An oil tanker off Saudi Arabia’s port city of Jeddah has been hit by an unidentified “external source” that caused a fire and an explosion, a shipping company said, suggesting another vessel has come under attack off the kingdom amid it’s years-long war in Yemen.
In a statement on Monday, shipping company Hafnia said all 22 sailors on board the Singapore-flagged BW Rhine escaped without injury. The company warned it was possible some oil leaked out from the site of the blast. “BW Rhine has been hit from an external source whilst discharging at Jeddah, Saudi Arabia at approximately 00:40 local time on 14 December 2020 [21:40 GMT on Sunday], causing an explosion and subsequent fire onboard,” Hafnia said in the statement on it’s website. The ship’s crew put out the fire, the company said, adding that parts of the ship’s hull had been damaged. “It is possible that some oil has escaped from the vessel, but this has not been confirmed and instrumentation currently indicates that oil levels on board are at the same level as before the incident,” Hafnia said.
The BW Rhine loaded about 60,000 tonnes of gasoline from Yanbu port on December 6, according to shipping data on Refinitiv. The tanker is currently 84-percent full, according to it’s draft. Monday’s explosion jangled nerves in the energy market. The incident, coupled with hopes that a rollout of a COVID-19 vaccine will lift global fuel demand, pushed the price of Brent crude oil back above $50 a barrel. The United Kingdom Marine Trade Operations, an organisation under Britain’s royal navy, urged ships in the area to exercise caution and said investigations were ongoing. Dryad Global, a maritime intelligence firm, also reported the blast, no one immediately offered a cause.

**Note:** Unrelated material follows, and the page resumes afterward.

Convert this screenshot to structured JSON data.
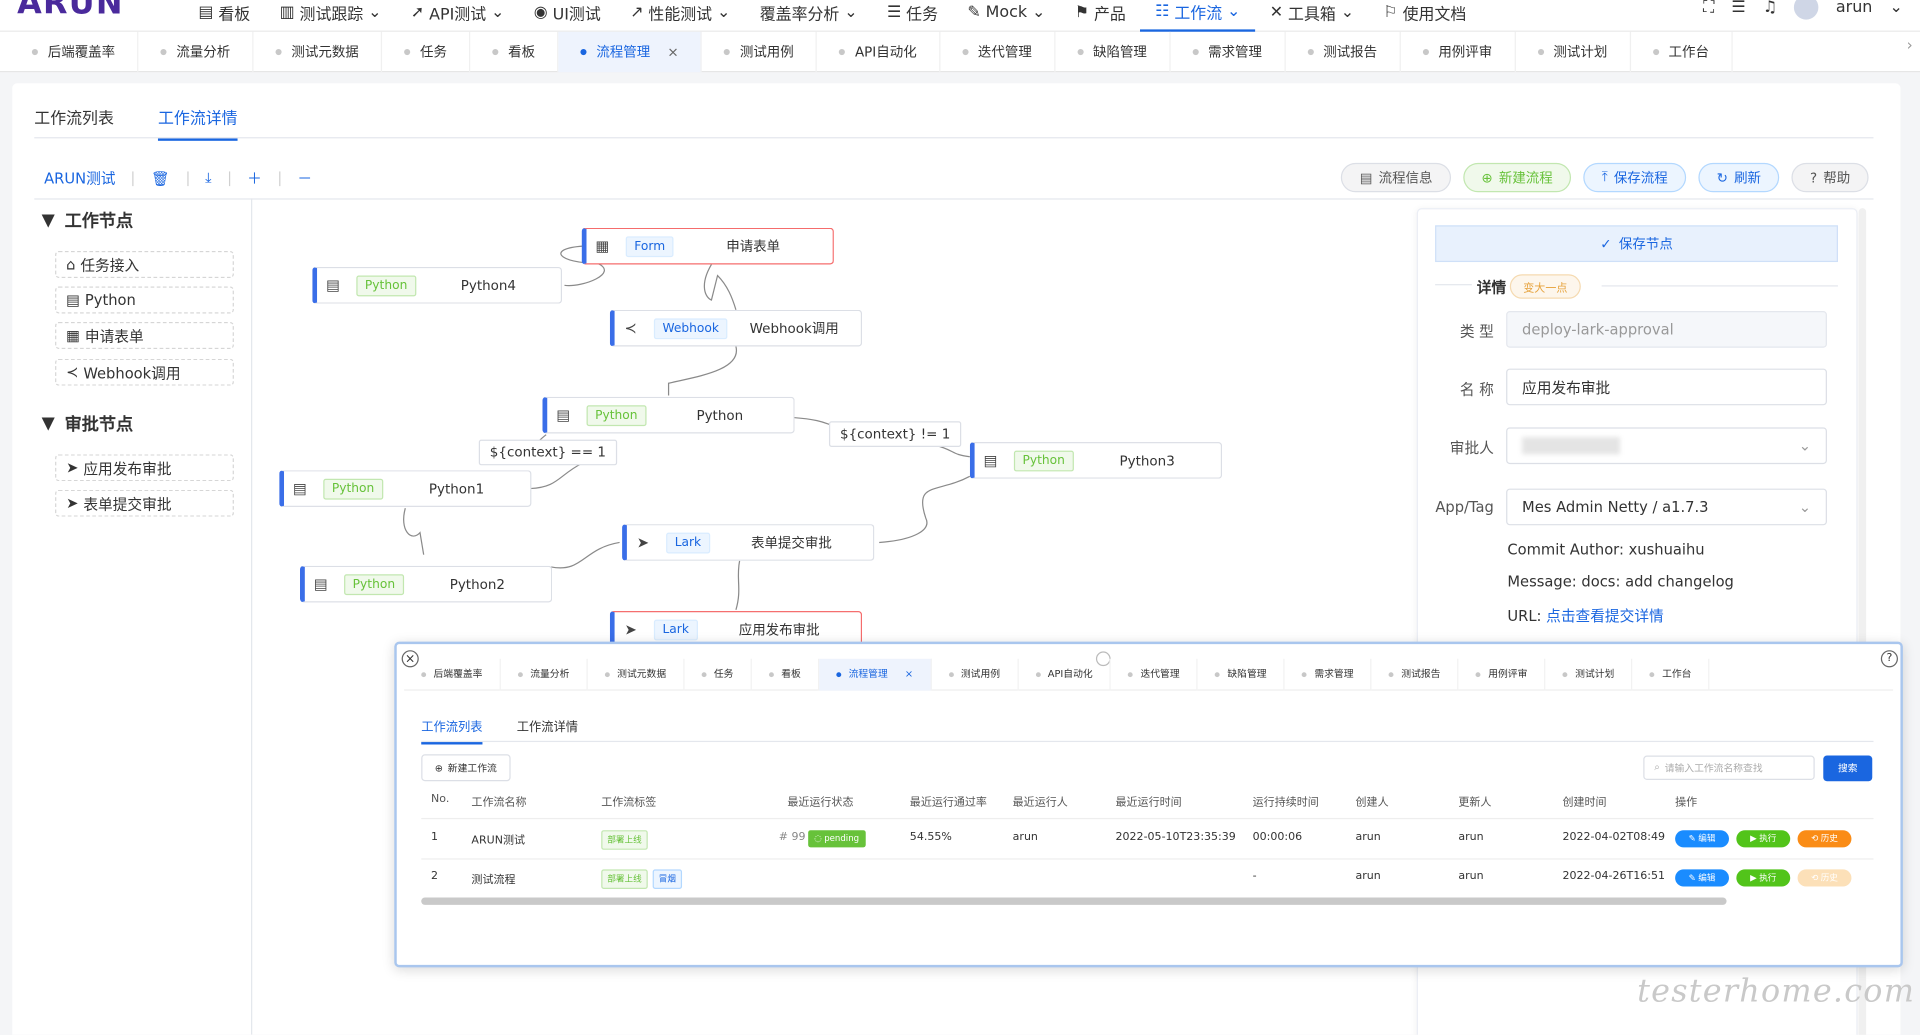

Saudi Arabia did not immediately acknowledge the blast, which struck off a crucial port and distribution centre for it’s oil trade and comes after a number of security incidents concerning Saudi oil infrastructure. On November 25, an explosion damaged a Greek-managed tanker while at berth in the Saudi port of Shuqaiq, the kingdom blamed Yemen’s Houthi rebels for the mine attack, the Houthis, who are fighting a Saudi-led coalition in Yemen, did not comment on the incident. The rebel group, however, did claim a missile attack that struck a Saudi Aramco oil company distribution station in Jeddah on November 23.
Dryad Global said if the Houthis were behind Monday’s blast, it “would represent a fundamental shift in both targeting capabilities and intent”. The Red Sea is a vital shipping lane for both cargo and global energy supplies, making any mining of the area a danger not only to Saudi Arabia but to the rest of the world. Mines can enter the water and then be carried away by the currents that change by the season in the Red Sea.